It is also home to the Maasai people, who have learned to live in complete harmony with their environment and the wildlife around them. There are occupied and abandoned manyatta – Maasai villages- all around the park quickly built out of bent poles and sticks and plastered with cow dung. These are abandoned when the grazing is finished and their cow herds must move on. Swamps and springs fed by underground rivers from Kilimanjaro’s melting snow form permanent watering places for wildlife in times of drought.
The snow of the mountain, white and crystalline, forms a majestic backdrop to one of Kenya most spectacular displays of wildlife which include the lion, elephant, rhino, cheetah, buffalo and hosts of other animals.
Large herds of elephants and wildlife – Enjoy game drives and come close to large herds of elephants, among other different species of game life including the big 5, and numerous bird species.
Mt Kilimanjaro – Enjoy game viewing and photography against the backdrop of the majestic Mt Kilimanjaro
Observation Hill – Find a spot to observe the whole park including the swamp which hosts large numbers of elephants, hippos, buffaloes and a variety of water birds.
Visit Maasai Community – Visit the local Maasai community and learn their culture and traditions
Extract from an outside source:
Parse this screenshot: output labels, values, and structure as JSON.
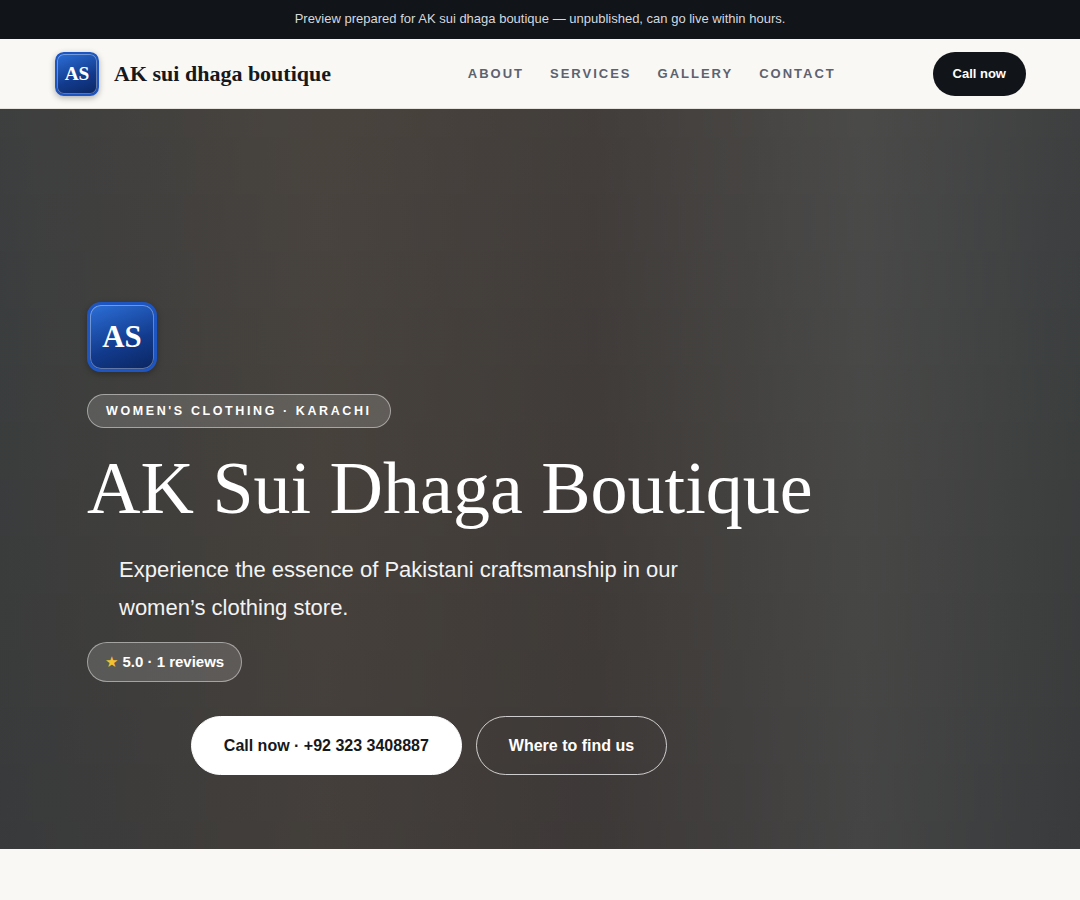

The Tsavo West National Park is part of the Tsavo Conservation Area consisting together with the adjoining Tsavo East National Park and other ranches and protected areas. This park is composed of open grasslands, scrublands, acacia woodlands, riverine vegetation and rocky ridges. It has magnificent scenery including the spectacular Mzima Springs, a wide variety of wildlife including rhinos, elephants, hippos, lions, leopards, buffalos, cheetahs among others and diverse bird species, a rhino reserve, rock climbing and guided walks along the Tsavo River.
This park was home to the ‘Man Eaters of Tsavo’, which appeared in 1898 during the construction of the Uganda Railway abruptly halting the work as they caused havoc by preying on the workers.
The park was also a First World War Site for the East African Campaign.
Mzima Springs – gushing out fifty million gallons of crystal clear water from under parched lava rocks, a remarkable scene
Game drives – to view the game and bird life at the park
Ngulia Sanctuary – a sanctuary for the black rhino
Lake Jipe – lying on the Kenya-Tanzania border and teeming with aquatic life
East African World War I site for the East African Campaign - Guided tours of the Crater, Kichwa Tembo and Mzima fort will enable you trail the real footsteps of the world war veterans
This is a beautiful and vibrant paradise on the shores of the Indian Ocean south of Mombasa and consists of Tiwi Beach, Galu Beach, Chale Island, Funzi Island, Msambweni and Kinondo. Its waters are shallow near the shore, with some underwater sandbars near the surface which allow wading with a clear view of the sandy bottom, and coral reefs. Numerous palm trees cover the inland and the Mwachema River drains into the sea at Diani Beach.
Diani Beach has high-class restaurants, hotels, supermarkets, and several shopping centres